Electricity Market Reform: plan B


Source: Ekonomichna Pravda

What should be done to prevent the next attempt to reform the electricity generation market from being unsuccessful.

A year ago, the Verkhovna Rada adopted the Law “On the Electricity Market”.

However, another attempt to create a civilized market and harmonize Ukrainian legislation with the European one is unlikely to succeed.

The biggest drawback of our market is the ultra-high concentration, when 92% of electricity is generated by the five largest producers.

In fact, it is a state monopoly – Ukrhydroenergo, Energoatom, Tsentrenergo and the DTEK that controls about 80% of thermal generation.

This state of things allows the main players to manipulate prices, since the electricity cost for end consumers depends not only on the tariffs of particular producers, but also on the structure of the “energy mix”.

For example, if pricing principles in the market are changed in accordance with the requirements of the new law, the electricity price for consumers with irregular consumption schedules – small and medium-sized businesses, household consumers – will be the same as the price of the “most expensive” generation in the stock market segment.

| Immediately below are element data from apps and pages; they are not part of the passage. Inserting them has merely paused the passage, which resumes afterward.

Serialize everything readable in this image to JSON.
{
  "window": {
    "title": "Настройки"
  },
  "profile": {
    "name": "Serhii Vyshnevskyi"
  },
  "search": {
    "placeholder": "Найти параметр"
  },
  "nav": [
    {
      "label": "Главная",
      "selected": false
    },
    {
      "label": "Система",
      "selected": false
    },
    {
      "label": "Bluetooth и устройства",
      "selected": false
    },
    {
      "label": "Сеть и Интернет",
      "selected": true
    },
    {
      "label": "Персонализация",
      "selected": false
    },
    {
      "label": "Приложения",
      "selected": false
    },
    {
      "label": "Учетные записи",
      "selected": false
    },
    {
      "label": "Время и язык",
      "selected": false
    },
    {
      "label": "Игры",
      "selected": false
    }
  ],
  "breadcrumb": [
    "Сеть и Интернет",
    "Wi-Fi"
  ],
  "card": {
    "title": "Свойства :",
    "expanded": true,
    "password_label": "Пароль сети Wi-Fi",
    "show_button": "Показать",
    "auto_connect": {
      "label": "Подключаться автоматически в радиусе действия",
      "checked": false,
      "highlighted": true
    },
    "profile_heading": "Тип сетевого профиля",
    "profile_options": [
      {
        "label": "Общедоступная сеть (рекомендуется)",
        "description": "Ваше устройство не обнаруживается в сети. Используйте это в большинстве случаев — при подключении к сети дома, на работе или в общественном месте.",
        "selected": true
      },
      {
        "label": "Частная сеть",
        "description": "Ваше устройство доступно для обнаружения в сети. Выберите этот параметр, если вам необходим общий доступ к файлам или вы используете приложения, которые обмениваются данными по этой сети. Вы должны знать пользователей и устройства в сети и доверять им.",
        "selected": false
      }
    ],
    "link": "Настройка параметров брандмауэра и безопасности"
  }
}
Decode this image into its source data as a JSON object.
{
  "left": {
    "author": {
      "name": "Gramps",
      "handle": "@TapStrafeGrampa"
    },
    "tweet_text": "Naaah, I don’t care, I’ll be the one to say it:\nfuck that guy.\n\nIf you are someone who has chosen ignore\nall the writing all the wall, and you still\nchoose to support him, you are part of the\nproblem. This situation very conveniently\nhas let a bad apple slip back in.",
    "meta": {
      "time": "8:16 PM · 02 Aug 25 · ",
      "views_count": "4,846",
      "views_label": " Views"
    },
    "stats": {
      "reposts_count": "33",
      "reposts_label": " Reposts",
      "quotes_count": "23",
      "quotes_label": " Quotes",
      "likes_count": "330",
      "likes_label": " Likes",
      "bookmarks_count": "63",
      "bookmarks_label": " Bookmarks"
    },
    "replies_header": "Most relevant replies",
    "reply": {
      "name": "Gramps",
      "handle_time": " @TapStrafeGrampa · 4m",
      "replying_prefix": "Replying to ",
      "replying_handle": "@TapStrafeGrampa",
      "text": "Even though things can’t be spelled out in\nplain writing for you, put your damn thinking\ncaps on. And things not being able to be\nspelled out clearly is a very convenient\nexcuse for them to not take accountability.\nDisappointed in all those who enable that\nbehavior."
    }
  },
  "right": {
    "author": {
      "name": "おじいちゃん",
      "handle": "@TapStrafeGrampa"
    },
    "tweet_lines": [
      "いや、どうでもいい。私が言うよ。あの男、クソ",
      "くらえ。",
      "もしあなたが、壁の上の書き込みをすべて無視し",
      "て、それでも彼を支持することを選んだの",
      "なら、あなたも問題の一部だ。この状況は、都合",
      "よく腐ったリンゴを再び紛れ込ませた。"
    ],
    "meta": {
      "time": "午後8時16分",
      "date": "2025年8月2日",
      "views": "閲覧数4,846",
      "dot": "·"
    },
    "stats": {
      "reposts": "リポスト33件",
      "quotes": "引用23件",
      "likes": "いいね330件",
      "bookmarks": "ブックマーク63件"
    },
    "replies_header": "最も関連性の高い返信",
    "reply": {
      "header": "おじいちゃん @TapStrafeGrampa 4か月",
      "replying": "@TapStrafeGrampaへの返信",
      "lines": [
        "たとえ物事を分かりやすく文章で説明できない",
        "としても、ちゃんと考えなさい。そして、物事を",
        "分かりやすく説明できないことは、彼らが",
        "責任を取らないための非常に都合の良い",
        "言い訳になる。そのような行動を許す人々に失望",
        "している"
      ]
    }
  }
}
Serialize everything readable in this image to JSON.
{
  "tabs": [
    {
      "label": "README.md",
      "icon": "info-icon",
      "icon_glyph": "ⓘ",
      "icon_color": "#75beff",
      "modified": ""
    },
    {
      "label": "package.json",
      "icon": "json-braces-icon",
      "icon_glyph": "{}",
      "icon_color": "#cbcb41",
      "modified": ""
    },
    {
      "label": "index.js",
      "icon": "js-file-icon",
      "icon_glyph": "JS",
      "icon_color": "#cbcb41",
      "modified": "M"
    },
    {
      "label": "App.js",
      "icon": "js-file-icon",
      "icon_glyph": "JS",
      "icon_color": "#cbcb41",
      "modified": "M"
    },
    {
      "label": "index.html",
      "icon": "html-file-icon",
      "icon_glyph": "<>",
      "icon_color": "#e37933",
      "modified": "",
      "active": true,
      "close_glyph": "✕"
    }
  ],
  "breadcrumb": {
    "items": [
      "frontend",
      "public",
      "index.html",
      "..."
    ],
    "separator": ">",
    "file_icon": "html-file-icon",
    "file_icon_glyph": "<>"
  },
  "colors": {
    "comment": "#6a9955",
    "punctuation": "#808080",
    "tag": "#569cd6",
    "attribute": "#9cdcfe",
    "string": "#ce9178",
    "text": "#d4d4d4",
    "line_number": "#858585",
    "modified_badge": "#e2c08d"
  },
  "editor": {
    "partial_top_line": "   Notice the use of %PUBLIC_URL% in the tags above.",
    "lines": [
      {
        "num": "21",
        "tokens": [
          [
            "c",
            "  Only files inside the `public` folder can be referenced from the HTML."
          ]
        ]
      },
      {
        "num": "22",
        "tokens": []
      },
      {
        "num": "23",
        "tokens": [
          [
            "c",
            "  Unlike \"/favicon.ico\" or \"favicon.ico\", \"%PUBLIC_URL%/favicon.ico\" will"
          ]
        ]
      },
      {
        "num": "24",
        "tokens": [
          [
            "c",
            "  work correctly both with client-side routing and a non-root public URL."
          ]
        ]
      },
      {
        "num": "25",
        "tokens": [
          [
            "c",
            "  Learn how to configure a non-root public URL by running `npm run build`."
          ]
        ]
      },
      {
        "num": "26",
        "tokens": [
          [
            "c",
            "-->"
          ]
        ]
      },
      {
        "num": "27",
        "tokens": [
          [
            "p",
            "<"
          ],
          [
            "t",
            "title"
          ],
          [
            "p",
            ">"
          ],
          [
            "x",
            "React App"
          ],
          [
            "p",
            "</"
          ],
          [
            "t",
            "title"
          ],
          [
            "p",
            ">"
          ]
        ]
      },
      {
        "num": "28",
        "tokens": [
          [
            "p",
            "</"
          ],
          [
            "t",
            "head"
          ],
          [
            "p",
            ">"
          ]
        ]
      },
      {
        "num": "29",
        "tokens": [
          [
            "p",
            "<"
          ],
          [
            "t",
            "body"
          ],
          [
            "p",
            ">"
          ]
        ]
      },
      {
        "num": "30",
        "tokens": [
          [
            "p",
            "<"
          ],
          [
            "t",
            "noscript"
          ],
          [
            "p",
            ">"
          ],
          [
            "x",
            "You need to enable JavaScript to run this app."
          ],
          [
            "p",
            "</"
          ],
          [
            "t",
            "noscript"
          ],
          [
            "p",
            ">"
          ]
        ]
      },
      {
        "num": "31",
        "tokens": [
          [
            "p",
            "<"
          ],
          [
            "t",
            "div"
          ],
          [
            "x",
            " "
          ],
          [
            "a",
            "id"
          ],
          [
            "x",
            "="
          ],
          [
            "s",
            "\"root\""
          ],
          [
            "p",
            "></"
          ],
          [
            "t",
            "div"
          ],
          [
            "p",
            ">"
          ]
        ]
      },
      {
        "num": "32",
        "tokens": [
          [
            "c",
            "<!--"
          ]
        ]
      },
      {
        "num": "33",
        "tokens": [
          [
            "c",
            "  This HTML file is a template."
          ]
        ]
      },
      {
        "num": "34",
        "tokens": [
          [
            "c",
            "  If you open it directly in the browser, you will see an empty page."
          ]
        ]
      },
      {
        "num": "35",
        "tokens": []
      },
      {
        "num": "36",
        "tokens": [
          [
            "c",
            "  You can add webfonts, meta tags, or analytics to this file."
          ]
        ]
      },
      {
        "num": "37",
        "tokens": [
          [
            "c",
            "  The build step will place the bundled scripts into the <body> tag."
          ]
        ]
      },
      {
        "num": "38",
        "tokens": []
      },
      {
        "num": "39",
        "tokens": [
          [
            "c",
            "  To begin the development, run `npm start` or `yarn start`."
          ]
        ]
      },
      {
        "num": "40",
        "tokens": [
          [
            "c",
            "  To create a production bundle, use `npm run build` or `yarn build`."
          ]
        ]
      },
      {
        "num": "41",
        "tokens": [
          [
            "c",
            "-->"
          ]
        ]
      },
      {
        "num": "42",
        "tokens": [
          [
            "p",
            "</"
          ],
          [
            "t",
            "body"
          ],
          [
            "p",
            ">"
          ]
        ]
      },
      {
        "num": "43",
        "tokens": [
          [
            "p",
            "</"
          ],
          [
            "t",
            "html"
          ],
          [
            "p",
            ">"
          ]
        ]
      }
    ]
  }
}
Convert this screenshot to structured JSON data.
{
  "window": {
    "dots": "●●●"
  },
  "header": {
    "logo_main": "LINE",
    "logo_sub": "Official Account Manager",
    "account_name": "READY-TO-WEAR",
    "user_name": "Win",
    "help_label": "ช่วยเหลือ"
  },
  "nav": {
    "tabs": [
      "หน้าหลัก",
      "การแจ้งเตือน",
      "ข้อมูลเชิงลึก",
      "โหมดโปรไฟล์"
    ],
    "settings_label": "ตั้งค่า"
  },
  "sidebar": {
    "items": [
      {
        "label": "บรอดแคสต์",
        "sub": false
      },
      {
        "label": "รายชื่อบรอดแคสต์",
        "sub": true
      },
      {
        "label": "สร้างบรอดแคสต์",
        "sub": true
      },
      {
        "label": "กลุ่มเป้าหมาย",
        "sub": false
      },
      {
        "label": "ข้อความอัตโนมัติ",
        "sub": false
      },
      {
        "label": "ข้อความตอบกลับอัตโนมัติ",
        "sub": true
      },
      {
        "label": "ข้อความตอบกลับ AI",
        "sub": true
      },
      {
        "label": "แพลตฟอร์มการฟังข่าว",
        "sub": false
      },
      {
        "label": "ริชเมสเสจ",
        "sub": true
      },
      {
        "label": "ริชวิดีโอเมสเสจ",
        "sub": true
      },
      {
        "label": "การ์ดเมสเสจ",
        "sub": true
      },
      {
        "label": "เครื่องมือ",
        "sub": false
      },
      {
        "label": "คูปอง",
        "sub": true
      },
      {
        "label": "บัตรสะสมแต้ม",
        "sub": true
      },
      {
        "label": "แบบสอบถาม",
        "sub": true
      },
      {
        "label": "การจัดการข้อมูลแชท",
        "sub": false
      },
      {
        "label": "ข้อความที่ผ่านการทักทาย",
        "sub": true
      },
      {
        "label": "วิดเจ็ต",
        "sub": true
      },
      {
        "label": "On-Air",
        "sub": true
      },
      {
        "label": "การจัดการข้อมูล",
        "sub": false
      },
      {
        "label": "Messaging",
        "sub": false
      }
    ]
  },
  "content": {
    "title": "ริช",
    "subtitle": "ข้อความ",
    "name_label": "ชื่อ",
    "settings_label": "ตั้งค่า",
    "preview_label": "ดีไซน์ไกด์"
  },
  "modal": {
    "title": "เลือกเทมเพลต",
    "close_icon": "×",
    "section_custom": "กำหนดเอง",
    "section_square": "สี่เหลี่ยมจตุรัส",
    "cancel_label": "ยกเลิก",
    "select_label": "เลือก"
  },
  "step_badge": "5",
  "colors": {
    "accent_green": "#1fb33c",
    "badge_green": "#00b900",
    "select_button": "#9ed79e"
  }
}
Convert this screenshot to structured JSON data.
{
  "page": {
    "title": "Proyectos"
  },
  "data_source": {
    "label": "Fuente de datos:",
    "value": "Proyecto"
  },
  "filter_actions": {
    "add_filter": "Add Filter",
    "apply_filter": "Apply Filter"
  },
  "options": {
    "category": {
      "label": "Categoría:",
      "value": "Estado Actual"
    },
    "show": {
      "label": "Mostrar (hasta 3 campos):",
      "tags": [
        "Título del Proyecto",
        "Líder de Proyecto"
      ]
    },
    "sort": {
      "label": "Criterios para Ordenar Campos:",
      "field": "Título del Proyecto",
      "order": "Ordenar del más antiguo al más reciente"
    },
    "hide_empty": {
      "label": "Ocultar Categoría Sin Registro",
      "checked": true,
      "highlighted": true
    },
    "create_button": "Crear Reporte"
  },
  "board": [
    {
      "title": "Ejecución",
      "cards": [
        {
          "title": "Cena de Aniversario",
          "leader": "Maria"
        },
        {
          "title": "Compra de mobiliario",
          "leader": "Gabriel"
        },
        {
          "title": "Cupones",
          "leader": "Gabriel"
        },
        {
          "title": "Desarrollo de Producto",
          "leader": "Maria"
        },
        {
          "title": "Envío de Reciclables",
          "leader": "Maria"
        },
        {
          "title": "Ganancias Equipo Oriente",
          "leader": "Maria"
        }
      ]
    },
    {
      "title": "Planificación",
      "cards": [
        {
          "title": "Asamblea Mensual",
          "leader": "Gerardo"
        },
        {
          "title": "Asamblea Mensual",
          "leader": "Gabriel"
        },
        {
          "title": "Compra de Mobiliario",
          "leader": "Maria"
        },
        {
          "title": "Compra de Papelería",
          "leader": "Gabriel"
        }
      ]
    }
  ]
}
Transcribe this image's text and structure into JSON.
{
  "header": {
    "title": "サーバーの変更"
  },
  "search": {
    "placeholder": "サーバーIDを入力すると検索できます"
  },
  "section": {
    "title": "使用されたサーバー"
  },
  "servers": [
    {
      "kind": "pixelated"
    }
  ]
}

As a result, prices for such consumers will increase at least by 30%. A positive aspect of such a price fluctuation could be the renewal of fixed assets of producers, since generation capacities are 80% worn out.

For example, in the world, the prime cost of electricity production for new nuclear power plants is 117 dollars per MWh, 60-140 dollars per MWh for coal based power plants and about 75 dollars per MWh for gas ones taking into account capital expenditures.

However, it is unlikely that there will be new power plants in Ukraine in the next 10-15 years, because a payment back period for such investments is more than 20 years. At the same time, importers as full-fledged competitors to the domestic generation also can not enter the market until a number of administrative, economic and technical barriers are removed.

Firstly, it is necessary to unite the Ukrainian energy system with the networks of European countries, ENTSO-E, or at least to create conditions to import through the Burshtynsky Island – a conventional territory, where electricity networks of the Burshtynsky TPP along with the adjacent electricity network and own consumers within the Transcarpathian, Ivano-Frankivsk and Lviv regions are located.

However, the success of such synchronization with the EU depends to a large extent on domestic electricity producers who are not interested in new competitors and can sabotage bringing their equipment into compliance with the ENTSO-E requirements.

Market players may also block making investments into new generation facilities by reducing their prices at the moment arises to underreport specified economic rates for such investments.

Especially – in case of establishing payments to “fix” old equipment for the existing players. These surcharges will be added not to their kWh/year supply tariffs, but to the transmission tariff creating the illusion of competitive electricity prices.

Given this, we should not expect a positive effect from the reform on the market. There are possibilities to reduce a severe impact on the economy from the rise in electricity prices, but they are politically unpopular and unlikely to be implemented.

Thus, the amount of subsidies to the population added to industrial tariffs for electricity in 2016 was $1.6 billion. If we remove this burden on businesses, electricity prices for non-residential consumers will increase by 10-12%, and for the population – almost twice. Neither the government nor the regulator will do this before the elections.

In addition, such a situation significantly reduces the investment attractiveness of Ukraine. One of its factors was the formula of “cheap labor plus a cheap energy resource”, which is now cancelled out by higher prices for electricity.

A number of consumers will take advantage of direct contracts with electricity producers. Most likely, it will be powerful industrial enterprises and electricity exporters, that is, those who can predict their load in the long run. All others will pay for consequences of the reform out of their pockets.

What is the way out? It is impossible to reform the electricity generation market just by implementing a European model. The domestic market has the special features that need to be taken into account.

In our realities, main prerequisites for the successful reform are to strengthen antimonopoly requirements for generation market participants, create opportunities for opening imports, and build a new generation and storage systems.

The competition will develop in the electricity market only if the ownership structure is changed. In Europe, there were precedents when vertically-integrated companies split according to the anti-monopoly legislation. In the domestic market, each NPP, TPP, HEP and PSPS could be stand-alone players.

Otherwise, in the context of limited state intervention, the sensitivity of the market to price fluctuations, schemes and abuses will increase significantly that will affect end consumers and discredit the European integration process.

The philosophy of energy consumption is changing faster than the state and large businesses are responding to. with every rise in prices, Ukrainian consumers will get closer to alternative generation, energy efficiency and “zero” consumption.

The future of the market lies with the promotion of energy self-sufficiency for the population and businesses.  The government is now encouraging to install solar panels in private houses. They have a fixed “green” tariff and a guaranteed buyer – an oblenergo that purchases excess electricity.

This approach should be also applied to legal entities that install electricity generation facilities of up to 500 kW. All excess electricity – production minus consumption – should be bought at a “green” tariff without additional regulatory burdens such as licenses and individual tariffs.